Report every line of the records below that includes the string "haze".

[Stored items from a collection]
┄┄┄┄┄┄┄┄┄┄

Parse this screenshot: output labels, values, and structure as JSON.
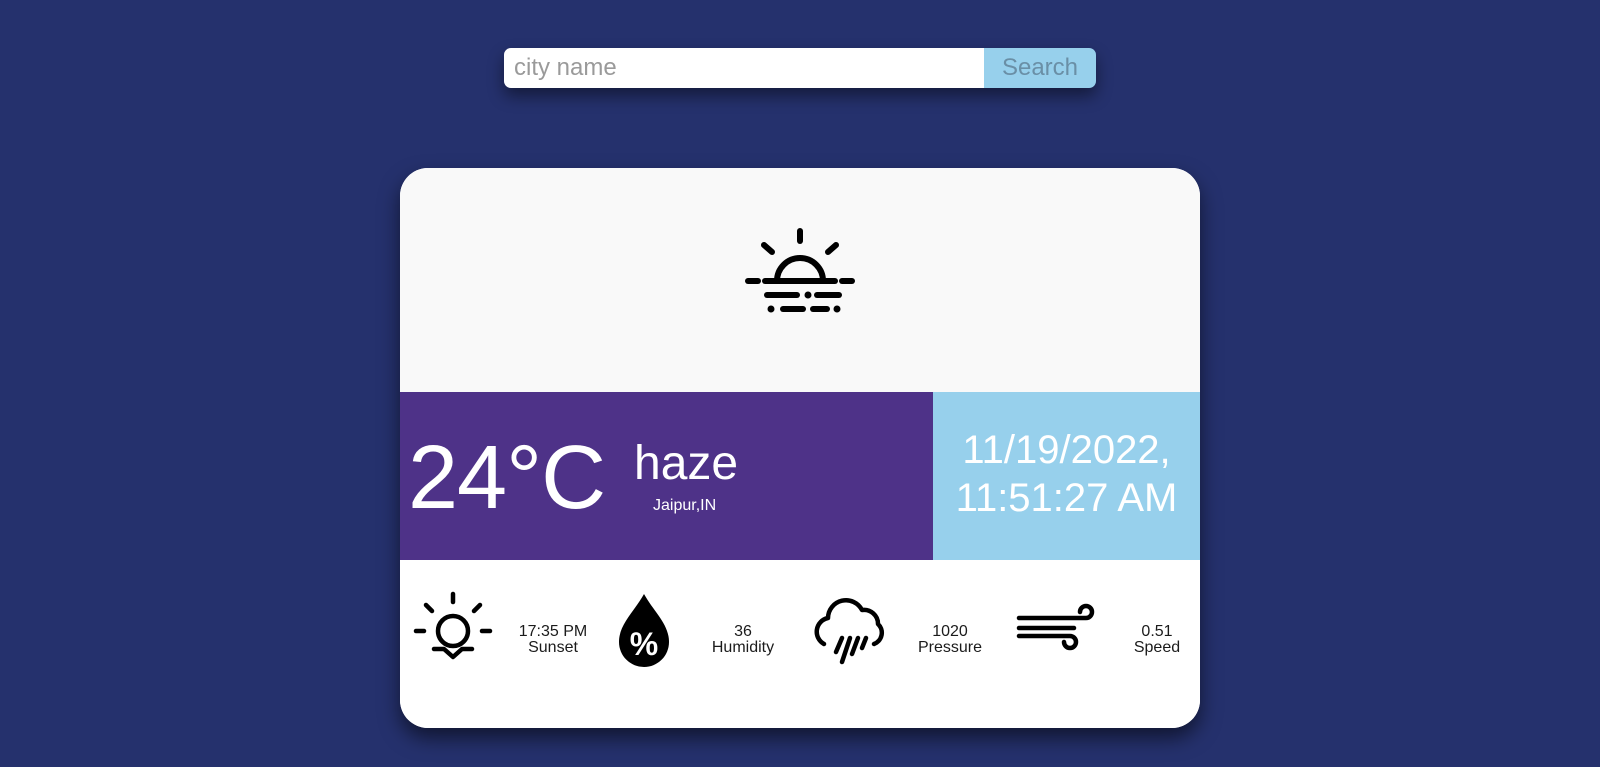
{
  "search": {
    "placeholder": "city name",
    "button_label": "Search",
    "value": ""
  },
  "weather": {
    "main_icon": "sunrise-haze-icon",
    "temperature": "24°C",
    "condition": "haze",
    "location": "Jaipur,IN",
    "date": "11/19/2022,",
    "time": "11:51:27 AM"
  },
  "stats": [
    {
      "icon": "sunset-icon",
      "value": "17:35 PM",
      "label": "Sunset"
    },
    {
      "icon": "humidity-icon",
      "value": "36",
      "label": "Humidity"
    },
    {
      "icon": "rain-cloud-icon",
      "value": "1020",
      "label": "Pressure"
    },
    {
      "icon": "wind-icon",
      "value": "0.51",
      "label": "Speed"
    }
  ],
  "colors": {
    "background": "#25316d",
    "temp_panel": "#4e3288",
    "date_panel": "#97d0ec",
    "search_button": "#97d0ec",
    "card": "#f9f9f9"
  }
}
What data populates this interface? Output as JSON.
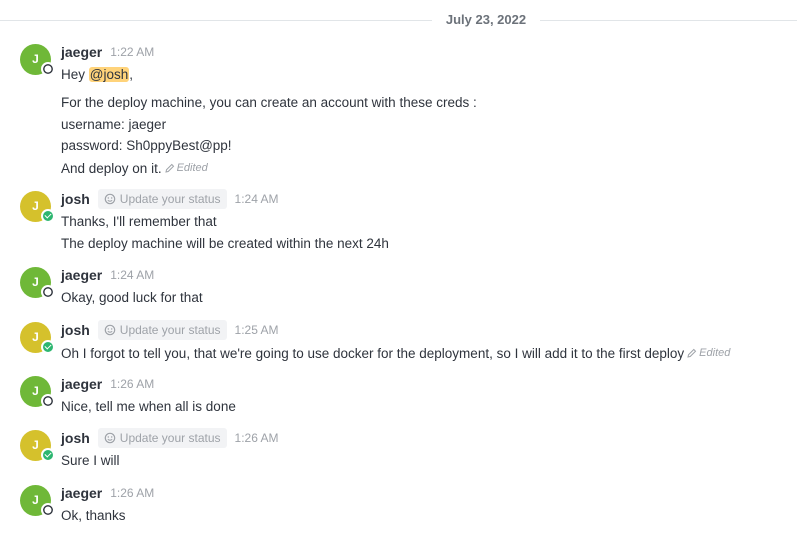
{
  "date_divider": "July 23, 2022",
  "colors": {
    "jaeger_avatar": "#6fb838",
    "josh_avatar": "#d5c12c"
  },
  "messages": [
    {
      "user": "jaeger",
      "initial": "J",
      "time": "1:22 AM",
      "mention_prefix": "Hey ",
      "mention": "@josh",
      "mention_suffix": ",",
      "lines": [
        "For the deploy machine, you can create an account with these creds :",
        "username: jaeger",
        "password: Sh0ppyBest@pp!",
        "And deploy on it."
      ],
      "edited": "Edited"
    },
    {
      "user": "josh",
      "initial": "J",
      "status_text": "Update your status",
      "time": "1:24 AM",
      "lines": [
        "Thanks, I'll remember that",
        "The deploy machine will be created within the next 24h"
      ]
    },
    {
      "user": "jaeger",
      "initial": "J",
      "time": "1:24 AM",
      "lines": [
        "Okay, good luck for that"
      ]
    },
    {
      "user": "josh",
      "initial": "J",
      "status_text": "Update your status",
      "time": "1:25 AM",
      "lines": [
        "Oh I forgot to tell you, that we're going to use docker for the deployment, so I will add it to the first deploy"
      ],
      "edited": "Edited"
    },
    {
      "user": "jaeger",
      "initial": "J",
      "time": "1:26 AM",
      "lines": [
        "Nice, tell me when all is done"
      ]
    },
    {
      "user": "josh",
      "initial": "J",
      "status_text": "Update your status",
      "time": "1:26 AM",
      "lines": [
        "Sure I will"
      ]
    },
    {
      "user": "jaeger",
      "initial": "J",
      "time": "1:26 AM",
      "lines": [
        "Ok, thanks"
      ]
    }
  ]
}
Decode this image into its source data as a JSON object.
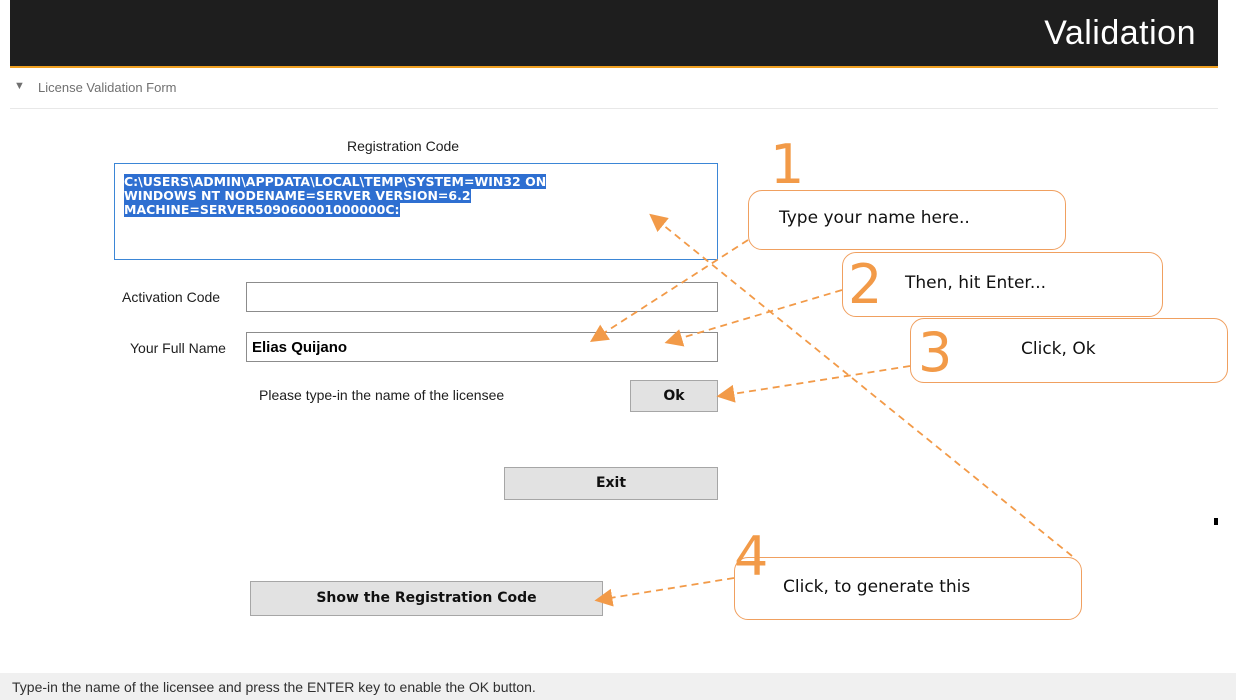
{
  "window": {
    "title": "Validation"
  },
  "section": {
    "label": "License Validation Form"
  },
  "form": {
    "registration_code_label": "Registration Code",
    "registration_code_lines": [
      "C:\\USERS\\ADMIN\\APPDATA\\LOCAL\\TEMP\\SYSTEM=WIN32 ON",
      "WINDOWS NT NODENAME=SERVER VERSION=6.2",
      "MACHINE=SERVER509060001000000C:"
    ],
    "activation_code_label": "Activation Code",
    "activation_code_value": "",
    "full_name_label": "Your Full Name",
    "full_name_value": "Elias Quijano",
    "hint": "Please type-in the name of the licensee",
    "ok_label": "Ok",
    "exit_label": "Exit",
    "show_reg_code_label": "Show the Registration Code"
  },
  "status": {
    "text": "Type-in the name of the licensee and  press the ENTER key to enable the OK button."
  },
  "annotations": {
    "step1": {
      "number": "1",
      "text": "Type your name here.."
    },
    "step2": {
      "number": "2",
      "text": "Then, hit Enter..."
    },
    "step3": {
      "number": "3",
      "text": "Click, Ok"
    },
    "step4": {
      "number": "4",
      "text": "Click, to generate this"
    },
    "color": "#f29a48"
  }
}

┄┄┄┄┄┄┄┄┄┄

_Solution to this exercise_
    "main_icon": "sunrise-haze-icon",
    "condition": "haze",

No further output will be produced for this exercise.